WHAT IS NEEDED - Output the listing exactly as written, apart from its pictures.

BEGIN ENTRIES SHOWN

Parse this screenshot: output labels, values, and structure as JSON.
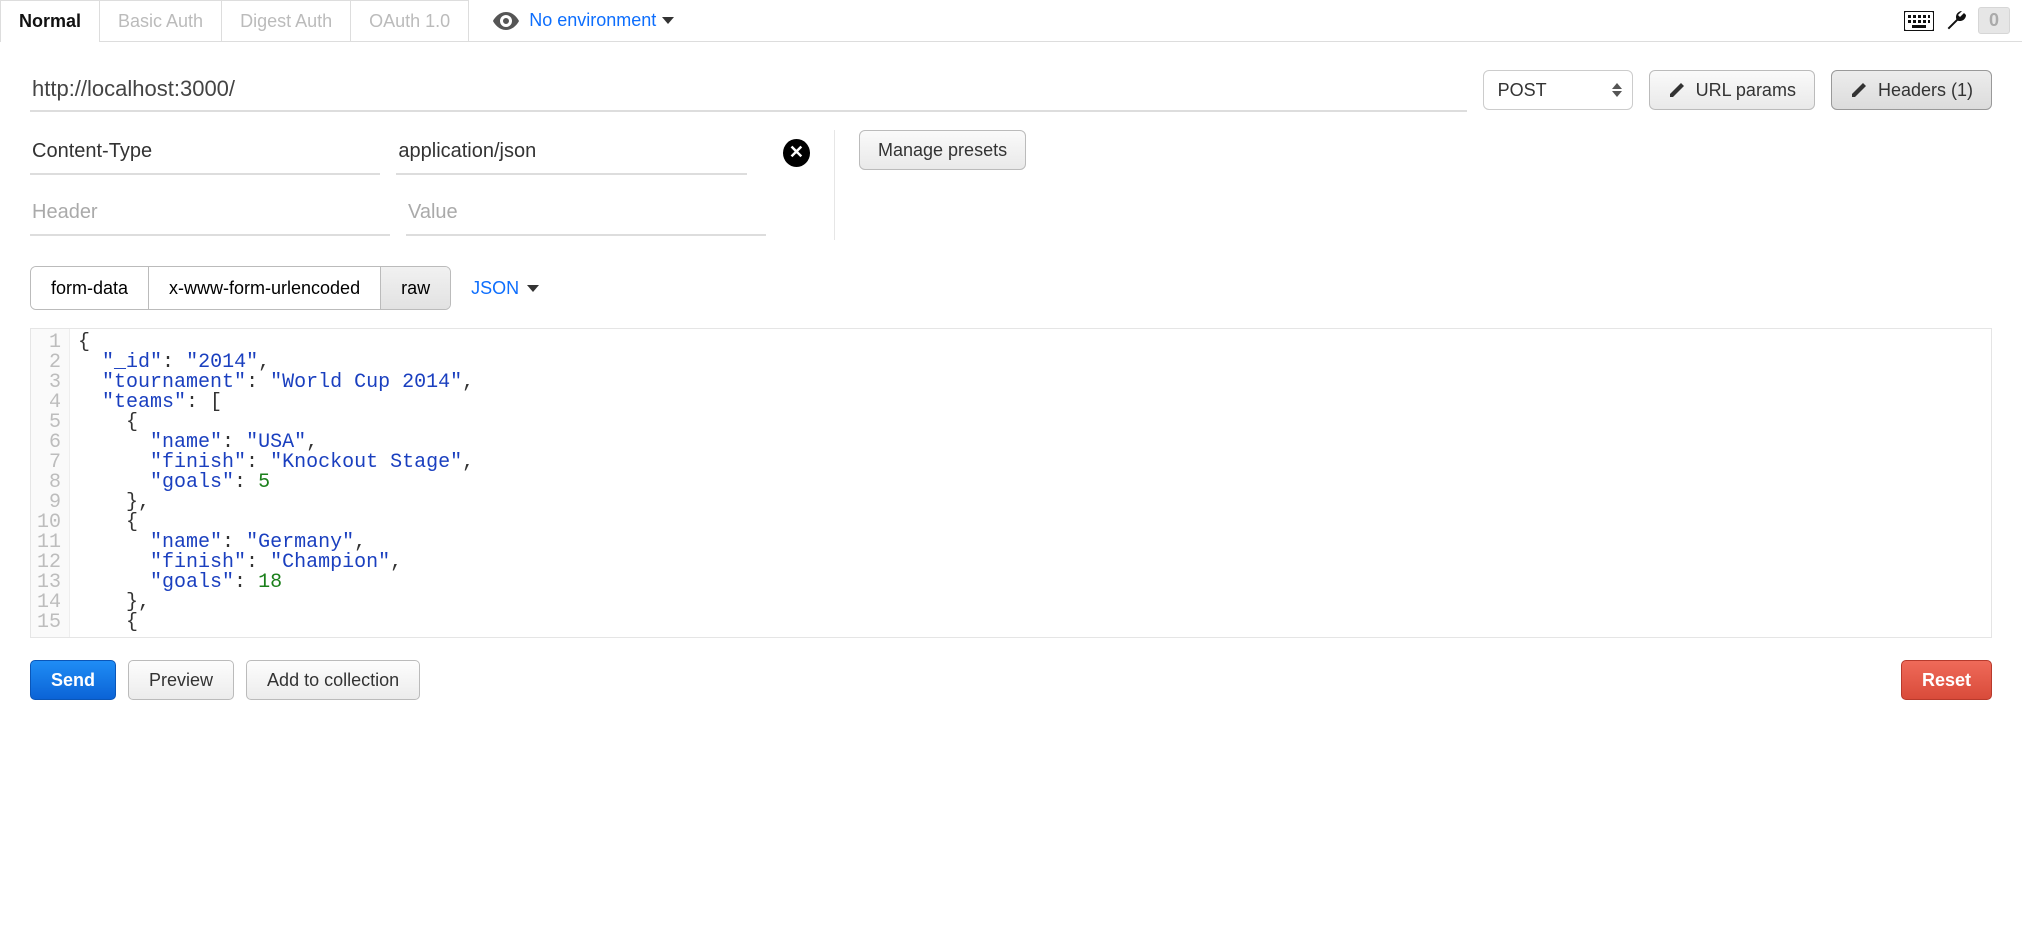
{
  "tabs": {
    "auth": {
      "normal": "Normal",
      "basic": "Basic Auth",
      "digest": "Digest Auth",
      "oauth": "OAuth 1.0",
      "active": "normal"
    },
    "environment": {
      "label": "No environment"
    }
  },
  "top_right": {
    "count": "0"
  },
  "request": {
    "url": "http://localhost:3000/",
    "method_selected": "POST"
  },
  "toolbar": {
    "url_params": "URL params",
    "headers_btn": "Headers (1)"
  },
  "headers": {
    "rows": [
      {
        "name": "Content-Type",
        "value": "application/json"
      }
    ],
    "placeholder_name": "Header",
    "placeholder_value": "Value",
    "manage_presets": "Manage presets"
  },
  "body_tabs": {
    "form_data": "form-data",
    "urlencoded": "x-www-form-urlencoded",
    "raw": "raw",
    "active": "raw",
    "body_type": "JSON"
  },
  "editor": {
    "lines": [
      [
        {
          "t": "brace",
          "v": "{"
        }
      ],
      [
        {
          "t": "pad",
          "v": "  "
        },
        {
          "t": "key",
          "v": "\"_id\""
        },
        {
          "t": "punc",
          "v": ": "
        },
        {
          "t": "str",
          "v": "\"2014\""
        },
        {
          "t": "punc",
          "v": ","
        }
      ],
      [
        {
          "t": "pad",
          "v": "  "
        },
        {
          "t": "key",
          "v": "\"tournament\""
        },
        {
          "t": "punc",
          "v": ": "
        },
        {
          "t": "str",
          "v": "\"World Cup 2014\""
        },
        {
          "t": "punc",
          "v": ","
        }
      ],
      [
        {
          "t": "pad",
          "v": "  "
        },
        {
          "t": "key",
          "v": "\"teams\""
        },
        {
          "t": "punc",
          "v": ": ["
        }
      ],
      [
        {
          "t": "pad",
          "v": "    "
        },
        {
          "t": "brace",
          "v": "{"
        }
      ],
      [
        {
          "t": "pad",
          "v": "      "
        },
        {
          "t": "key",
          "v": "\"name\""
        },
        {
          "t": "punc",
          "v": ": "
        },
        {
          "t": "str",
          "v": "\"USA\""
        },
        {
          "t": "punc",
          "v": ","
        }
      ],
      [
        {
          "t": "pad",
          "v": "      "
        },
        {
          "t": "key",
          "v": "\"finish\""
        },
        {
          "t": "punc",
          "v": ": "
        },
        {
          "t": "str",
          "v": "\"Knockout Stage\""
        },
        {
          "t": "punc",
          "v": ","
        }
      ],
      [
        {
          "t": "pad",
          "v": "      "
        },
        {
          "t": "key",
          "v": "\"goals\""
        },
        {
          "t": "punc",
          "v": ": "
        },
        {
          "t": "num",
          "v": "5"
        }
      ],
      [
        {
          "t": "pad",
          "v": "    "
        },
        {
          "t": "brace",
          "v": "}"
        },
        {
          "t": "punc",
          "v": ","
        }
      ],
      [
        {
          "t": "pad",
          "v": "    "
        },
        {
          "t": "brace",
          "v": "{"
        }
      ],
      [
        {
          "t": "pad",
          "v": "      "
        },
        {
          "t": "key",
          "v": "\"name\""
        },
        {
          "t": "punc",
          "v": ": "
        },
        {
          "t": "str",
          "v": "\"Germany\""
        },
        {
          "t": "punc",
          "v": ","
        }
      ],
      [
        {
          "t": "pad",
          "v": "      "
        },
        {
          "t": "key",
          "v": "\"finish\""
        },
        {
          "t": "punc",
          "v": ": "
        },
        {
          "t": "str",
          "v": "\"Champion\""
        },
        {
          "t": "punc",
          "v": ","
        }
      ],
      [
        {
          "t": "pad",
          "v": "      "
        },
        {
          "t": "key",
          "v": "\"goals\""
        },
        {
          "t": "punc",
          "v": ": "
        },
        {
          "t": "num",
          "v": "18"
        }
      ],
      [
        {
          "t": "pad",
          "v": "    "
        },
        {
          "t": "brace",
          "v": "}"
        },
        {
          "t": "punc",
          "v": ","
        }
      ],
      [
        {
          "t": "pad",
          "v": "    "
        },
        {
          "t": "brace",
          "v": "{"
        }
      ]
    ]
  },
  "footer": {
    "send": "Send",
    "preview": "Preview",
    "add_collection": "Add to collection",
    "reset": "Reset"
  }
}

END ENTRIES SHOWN

WRITTEN ANSWER -
Parse this screenshot: output labels, values, and structure as JSON.
{
  "tabs": {
    "auth": {
      "normal": "Normal",
      "basic": "Basic Auth",
      "digest": "Digest Auth",
      "oauth": "OAuth 1.0",
      "active": "normal"
    },
    "environment": {
      "label": "No environment"
    }
  },
  "top_right": {
    "count": "0"
  },
  "request": {
    "url": "http://localhost:3000/",
    "method_selected": "POST"
  },
  "toolbar": {
    "url_params": "URL params",
    "headers_btn": "Headers (1)"
  },
  "headers": {
    "rows": [
      {
        "name": "Content-Type",
        "value": "application/json"
      }
    ],
    "placeholder_name": "Header",
    "placeholder_value": "Value",
    "manage_presets": "Manage presets"
  },
  "body_tabs": {
    "form_data": "form-data",
    "urlencoded": "x-www-form-urlencoded",
    "raw": "raw",
    "active": "raw",
    "body_type": "JSON"
  },
  "editor": {
    "lines": [
      [
        {
          "t": "brace",
          "v": "{"
        }
      ],
      [
        {
          "t": "pad",
          "v": "  "
        },
        {
          "t": "key",
          "v": "\"_id\""
        },
        {
          "t": "punc",
          "v": ": "
        },
        {
          "t": "str",
          "v": "\"2014\""
        },
        {
          "t": "punc",
          "v": ","
        }
      ],
      [
        {
          "t": "pad",
          "v": "  "
        },
        {
          "t": "key",
          "v": "\"tournament\""
        },
        {
          "t": "punc",
          "v": ": "
        },
        {
          "t": "str",
          "v": "\"World Cup 2014\""
        },
        {
          "t": "punc",
          "v": ","
        }
      ],
      [
        {
          "t": "pad",
          "v": "  "
        },
        {
          "t": "key",
          "v": "\"teams\""
        },
        {
          "t": "punc",
          "v": ": ["
        }
      ],
      [
        {
          "t": "pad",
          "v": "    "
        },
        {
          "t": "brace",
          "v": "{"
        }
      ],
      [
        {
          "t": "pad",
          "v": "      "
        },
        {
          "t": "key",
          "v": "\"name\""
        },
        {
          "t": "punc",
          "v": ": "
        },
        {
          "t": "str",
          "v": "\"USA\""
        },
        {
          "t": "punc",
          "v": ","
        }
      ],
      [
        {
          "t": "pad",
          "v": "      "
        },
        {
          "t": "key",
          "v": "\"finish\""
        },
        {
          "t": "punc",
          "v": ": "
        },
        {
          "t": "str",
          "v": "\"Knockout Stage\""
        },
        {
          "t": "punc",
          "v": ","
        }
      ],
      [
        {
          "t": "pad",
          "v": "      "
        },
        {
          "t": "key",
          "v": "\"goals\""
        },
        {
          "t": "punc",
          "v": ": "
        },
        {
          "t": "num",
          "v": "5"
        }
      ],
      [
        {
          "t": "pad",
          "v": "    "
        },
        {
          "t": "brace",
          "v": "}"
        },
        {
          "t": "punc",
          "v": ","
        }
      ],
      [
        {
          "t": "pad",
          "v": "    "
        },
        {
          "t": "brace",
          "v": "{"
        }
      ],
      [
        {
          "t": "pad",
          "v": "      "
        },
        {
          "t": "key",
          "v": "\"name\""
        },
        {
          "t": "punc",
          "v": ": "
        },
        {
          "t": "str",
          "v": "\"Germany\""
        },
        {
          "t": "punc",
          "v": ","
        }
      ],
      [
        {
          "t": "pad",
          "v": "      "
        },
        {
          "t": "key",
          "v": "\"finish\""
        },
        {
          "t": "punc",
          "v": ": "
        },
        {
          "t": "str",
          "v": "\"Champion\""
        },
        {
          "t": "punc",
          "v": ","
        }
      ],
      [
        {
          "t": "pad",
          "v": "      "
        },
        {
          "t": "key",
          "v": "\"goals\""
        },
        {
          "t": "punc",
          "v": ": "
        },
        {
          "t": "num",
          "v": "18"
        }
      ],
      [
        {
          "t": "pad",
          "v": "    "
        },
        {
          "t": "brace",
          "v": "}"
        },
        {
          "t": "punc",
          "v": ","
        }
      ],
      [
        {
          "t": "pad",
          "v": "    "
        },
        {
          "t": "brace",
          "v": "{"
        }
      ]
    ]
  },
  "footer": {
    "send": "Send",
    "preview": "Preview",
    "add_collection": "Add to collection",
    "reset": "Reset"
  }
}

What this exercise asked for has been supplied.